Building a rubric with drop-down comments
In the text below I will show an example of application of the principles discussed in the video. I will show:
- an example of a rubric;
- how I convert one of the rubric criteria into a set of drop-down comments;
- how I associate points with the rubric comments, and;
- an example of a drop-down comment list with marks.
The SpeedGrader application allows you to set up rubrics with drop-down comments under each of your assessment criteria. The assessment criteria you will have already, in that you currently say what you want of students in assessed submissions.
In the table below is an example of my assessment criteria for an applied essay:
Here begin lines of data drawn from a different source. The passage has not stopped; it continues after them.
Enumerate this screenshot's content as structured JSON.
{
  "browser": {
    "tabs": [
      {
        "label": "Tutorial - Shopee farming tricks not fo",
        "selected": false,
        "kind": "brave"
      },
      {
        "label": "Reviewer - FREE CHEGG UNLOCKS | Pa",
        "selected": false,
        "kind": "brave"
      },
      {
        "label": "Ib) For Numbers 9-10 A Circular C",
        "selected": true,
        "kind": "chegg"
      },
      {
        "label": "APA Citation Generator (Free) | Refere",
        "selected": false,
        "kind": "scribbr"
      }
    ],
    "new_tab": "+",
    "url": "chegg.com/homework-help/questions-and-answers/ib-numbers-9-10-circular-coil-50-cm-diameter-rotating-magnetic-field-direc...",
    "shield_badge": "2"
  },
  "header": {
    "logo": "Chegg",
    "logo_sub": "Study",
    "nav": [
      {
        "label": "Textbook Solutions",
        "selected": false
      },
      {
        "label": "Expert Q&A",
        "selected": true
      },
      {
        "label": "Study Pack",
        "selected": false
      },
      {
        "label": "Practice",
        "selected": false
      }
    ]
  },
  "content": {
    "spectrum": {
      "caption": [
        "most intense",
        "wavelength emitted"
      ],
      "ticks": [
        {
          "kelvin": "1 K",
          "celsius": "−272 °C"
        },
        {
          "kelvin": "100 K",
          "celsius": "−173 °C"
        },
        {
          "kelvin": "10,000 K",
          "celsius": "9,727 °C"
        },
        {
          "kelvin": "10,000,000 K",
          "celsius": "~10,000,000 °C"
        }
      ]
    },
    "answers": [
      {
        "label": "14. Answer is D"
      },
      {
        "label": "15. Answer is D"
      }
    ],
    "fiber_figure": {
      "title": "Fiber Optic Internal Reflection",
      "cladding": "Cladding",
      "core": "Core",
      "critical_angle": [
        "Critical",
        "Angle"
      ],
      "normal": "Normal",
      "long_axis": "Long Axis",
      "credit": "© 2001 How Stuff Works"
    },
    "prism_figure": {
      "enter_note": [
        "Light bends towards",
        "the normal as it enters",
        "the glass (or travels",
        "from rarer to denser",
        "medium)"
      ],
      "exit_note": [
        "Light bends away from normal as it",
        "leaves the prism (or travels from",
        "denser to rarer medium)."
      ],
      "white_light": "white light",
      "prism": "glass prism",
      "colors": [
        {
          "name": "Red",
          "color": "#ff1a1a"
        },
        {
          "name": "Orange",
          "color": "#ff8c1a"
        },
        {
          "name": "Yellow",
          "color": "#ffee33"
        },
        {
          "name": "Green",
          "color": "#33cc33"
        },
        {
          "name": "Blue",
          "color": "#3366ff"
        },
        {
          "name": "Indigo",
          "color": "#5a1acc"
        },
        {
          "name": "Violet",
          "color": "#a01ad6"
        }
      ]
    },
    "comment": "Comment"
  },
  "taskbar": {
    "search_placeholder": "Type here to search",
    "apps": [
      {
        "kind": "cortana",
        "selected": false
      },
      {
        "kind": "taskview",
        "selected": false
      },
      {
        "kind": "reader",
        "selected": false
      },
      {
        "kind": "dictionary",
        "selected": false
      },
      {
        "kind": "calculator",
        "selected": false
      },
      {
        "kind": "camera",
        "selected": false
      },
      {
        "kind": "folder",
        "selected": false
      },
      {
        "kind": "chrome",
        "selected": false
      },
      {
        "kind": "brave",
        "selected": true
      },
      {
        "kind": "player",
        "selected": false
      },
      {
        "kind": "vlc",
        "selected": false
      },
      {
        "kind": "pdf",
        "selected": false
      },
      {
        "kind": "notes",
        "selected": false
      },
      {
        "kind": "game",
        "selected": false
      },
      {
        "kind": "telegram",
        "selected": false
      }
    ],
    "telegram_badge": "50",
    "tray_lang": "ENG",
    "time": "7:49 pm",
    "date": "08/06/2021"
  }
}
The criteria are expressed mostly as statements about how a very good submission would address each criterion. In building the list of drop-down comments I modify the excellent statement to make it appropriate to associate with work that does not address that criterion. I am explaining why I am taking marks away in respect of that criterion. When I have written 8 to 10 rubric comments I have a … kind of, pyramid of comments. The bottom items in the pyramid are extensive and explain how a poorly performing student (under that criterion) can improve their work.
Then for each of the comments I attach a mark. These can be set up in several ways in SpeedGrader but the easiest is to set points from 0 to 10. (Easy because the alternative, using say 15 points for each criterion, requires more mental attention when marking and will slow you down.) If you have 10 criteria in your rubric you have 100 point rubric.
Here is an example of a list of comments and marks for the “argument” criterion:
10/10 The logic underpinning your work is hard to fault.
09/10 The logic underpinning your work is exceptionally robust. Not perfect; just the odd gap here and there.
08/10 The logic underpinning your work is extremely robust. It gets very hard to earn extra marks when you are up in the '8s', but you could take the 'argument' mark into the '9s' with just a little more attention to the development of your ideas. Think of ways to help the reader / viewer more easily follow as you build your ideas to a conclusion.
07.5/10 Your work is underpinned by a very robust logic. Things get more difficult when you are up in the '7.5s', but you could take the 'argument' mark into the '8s' with a little more attention to that 'red thread'. Think of ways to help the reader / viewer more easily follow as you build your ideas to a conclusion.
07/10 Your work is underpinned by a highly robust logic. You could take the 'argument' mark higher with a little more attention to that 'red thread' so that the reader can more easily follow as your ideas build.
06.5/10 Your work is underpinned by a robust logic. However, you could take the mark well above average with more attention to the development of the argument in your work. You need to do a bit more to strengthen that 'red thread' so that the reader can easily follow as your ideas build. The viewer should not have to make too many inferences … connections amongst your various statements and ideas. More to the point, if it is not written down (or drawn), we can’t give you marks for it!
06/10 Your work is underpinned by a moderately robust logic. However, you could easily lift your mark into the high '6s and 7s' with more attention to the arguments in your work. We are not looking for reams of 'deathless prose', but you need to do a bit more to forge a thread that the reader can follow. The viewer should not have to make so many connections amongst your various statements and ideas. If you don’t write it down (or draw it), we can’t mark it.
05.5/10 The logic underpinning your work is fairly robust but you could easily lift your mark into … and so on.
(Note. The leading zeros ensure that SpeedGrader sorts the comments in the correct order.)
Some colleagues use a marks range associated with each rubric comment. This approach can give flexibility to the marker, but it does mean that there is potential to agonise over the exact mark to be associated with that comment. Obviously, we also introduce inconsistency with marks ranges. If you do use a range of marks with each comment then you need to clearly manage expectations with students.
Finally, if you want to make individual comments, then you can always do that by annotating the student’s work in the DocViewer application.
The mechanics of setting up Canvas rubrics is covered in the guide here: https://community.canvaslms.com/docs/DOC-12861-4152724129
Learn more about Online Marking in our online course which is open to all University of Birmingham staff - https://www.birmingham.ac.uk/university/professional-development-gateway/assessment/how-to-do-online-marking-2.aspx